Veterinary Technology

  • Associate of Science

In Person at:

  • Randolph Center, VT

In Person programs are taught fully in person.

Turn your love of animals and their care into a career as a veterinary technician with an Associate of Applied Science in Veterinary Technology from Vermont State University. Veterinary technicians are the link between clients, their animals (from pets to livestock), and the veterinarian. You will start working hands-on with animals right away as you learn all you need to perform laboratory, pharmacy, radiology, and surgical care roles, as well as patient diagnosis and client education. All of your courses will be taught by veterinarians and certified veterinary technicians. 

Why Study Veterinary Technology at Vermont State?

  • Work with animals on day one: You’ll work with dairy cattle, horses, dogs, cats, rodents, reptiles, and birds. You’ll also learn basic restraint and handling of sheep, chickens, and rabbits. 
  • Extensive equipment for training: Facilities and equipment on campus include an operating room for spays and neuters, a brand-new digital radiograph system including a dental x-ray machine, and a portable x-ray machine for large animals. Tour our Veterinary Technology Lab here.
  • 100% placement rate: Program graduates were employed or enrolled in further education within six months of graduation. Vermont State vet techs work in veterinary practices, universities, pharmaceutical/biological research companies, diagnostic labs, feed companies, zoos, and government veterinary facilities. 
  • Qualify to take the VTNE: Passing the Veterinary Technician National Exam (VTNE) gives you a license to practice in nearly every state. In Vermont, you can also apply to become a Certified Veterinary Technician (CVT).  
  • Easy transition to a bachelor’s: Continue your education in one of our bachelor’s programs, such as a B.S. in Business from Vermont State. You can also earn a B. S. in Animal Science at the University of Vermont through a cooperative agreement. 
  • Good earning potential: Veterinary technicians earn a median annual salary of $36,850, and jobs in this field are expected to grow 15% between 2020-2030.* 
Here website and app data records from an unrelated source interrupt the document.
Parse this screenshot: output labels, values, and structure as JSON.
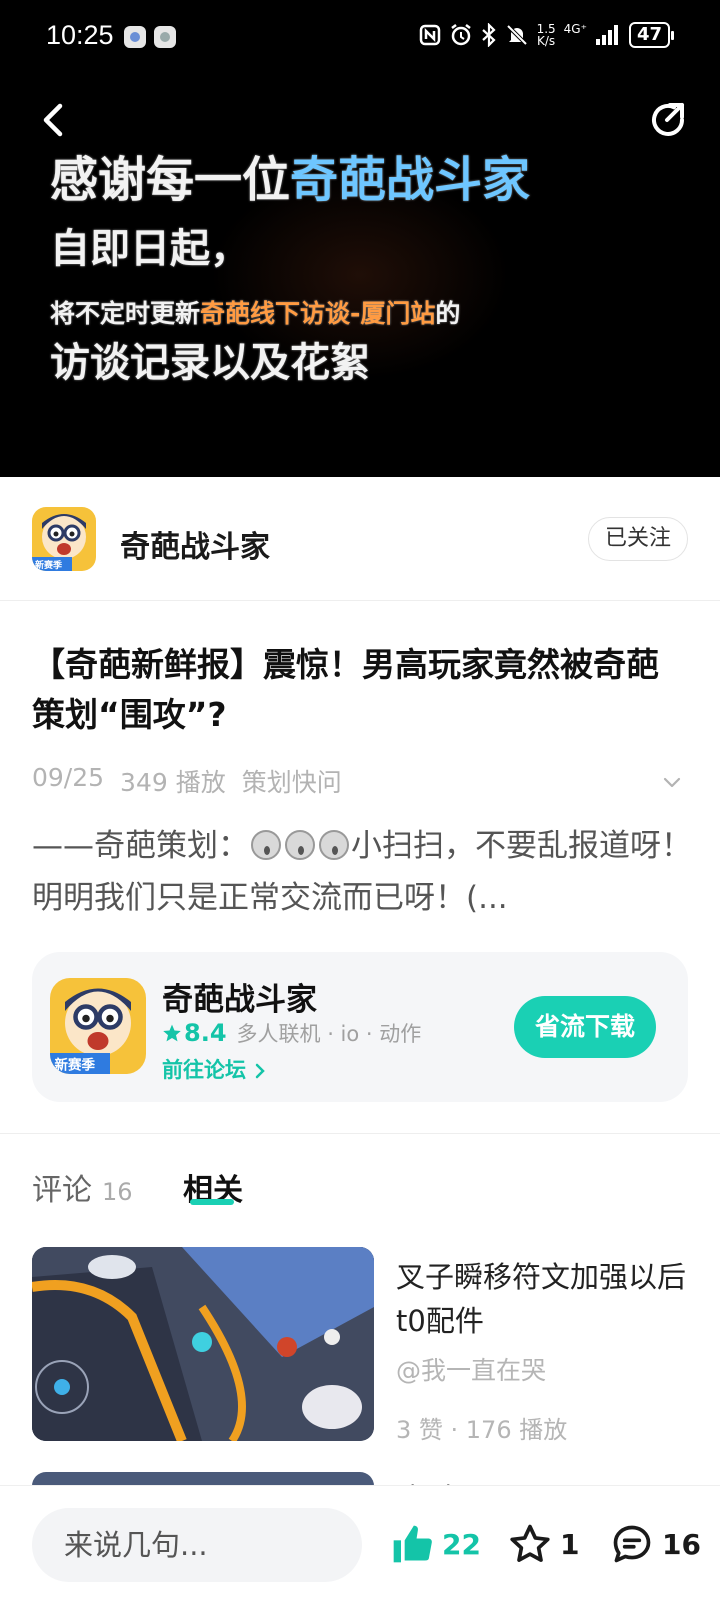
{
  "status_bar": {
    "time": "10:25",
    "network_speed_value": "1.5",
    "network_speed_unit": "K/s",
    "network_type": "4G⁺",
    "battery": "47"
  },
  "video": {
    "line1_prefix": "感谢每一位",
    "line1_highlight": "奇葩战斗家",
    "line2": "自即日起，",
    "line3_prefix": "将不定时更新",
    "line3_highlight": "奇葩线下访谈-厦门站",
    "line3_suffix": "的",
    "line4": "访谈记录以及花絮"
  },
  "author": {
    "name": "奇葩战斗家",
    "avatar_badge": "新赛季",
    "follow_label": "已关注"
  },
  "post": {
    "title": "【奇葩新鲜报】震惊！男高玩家竟然被奇葩策划“围攻”?",
    "date": "09/25",
    "plays": "349 播放",
    "category": "策划快问",
    "desc_prefix": "——奇葩策划：",
    "desc_suffix": "小扫扫，不要乱报道呀！明明我们只是正常交流而已呀！(..."
  },
  "game_card": {
    "name": "奇葩战斗家",
    "rating": "8.4",
    "tags": "多人联机 · io · 动作",
    "forum_link": "前往论坛",
    "download_label": "省流下载",
    "icon_badge": "新赛季"
  },
  "tabs": {
    "comments_label": "评论",
    "comments_count": "16",
    "related_label": "相关"
  },
  "related": [
    {
      "title": "叉子瞬移符文加强以后t0配件",
      "author": "@我一直在哭",
      "stats": "3 赞 · 176 播放"
    },
    {
      "title": "这对吗"
    }
  ],
  "bottom_bar": {
    "comment_placeholder": "来说几句...",
    "likes": "22",
    "favorites": "1",
    "comments": "16"
  },
  "colors": {
    "accent": "#1ad0b4",
    "video_highlight_blue": "#6ec6ff",
    "video_highlight_orange": "#ff9b42"
  }
}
*Source: U.S. Bureau of Labor Statistics

Financial Aid for Veterinary Technology Students

Vermont State University is providing a high-quality, affordable degree in Veterinary Technology to students across Vermont and Beyond. More than 80 percent of Vermont State students are awarded financial aid, including new students, transfer students, international students, out-of-state students, and first-generation students. Our financial aid team is here to help you explore all your options.

Internships & Jobs in Veterinary Technology

Vermont State Veterinary Technology students gain hands-on experience working with a variety of species including dogs, cats, horses, cows, goats, rabbits, rats, birds, and reptiles.  

In addition, students are required to complete a 300-hour externship between the first and second year of the degree program, at least half of which is at a primary care small animal practice. Students may spend the other half at a specialty practice. Many Vermont State veterinary technician students are hired by their externship placements immediately upon graduation. 

Graduates of the program have held positions at:

  • Angell Animal Medical Center 
  • At Home Veterinary Care 
  • Country Animal Hospital 
  • Essex Veterinary Center 
  • Fitzgerald Veterinary Hospital 
  • Hudson Animal Hospital 
  • Kedron Valley Clinic 
  • Lamoille Valley Veterinary 
  • Littleton Area Veterinary 
  • Emergency Services 

Accreditation

This program is accredited by the American Veterinary Medical Association’s (AVMA) Committee on Veterinary Technician Education and Activities (CVTEA)

Student Stories

A photo of Great Khunly, a young woman with long brunette hair with blonde highlights wearing a green sweater, smiling and standing in front of a yellow wall with a shelf

“The veterinary science field will provide me with a hands-on career where I can work with animals of all types.” 

Greta Kuhnly, ’20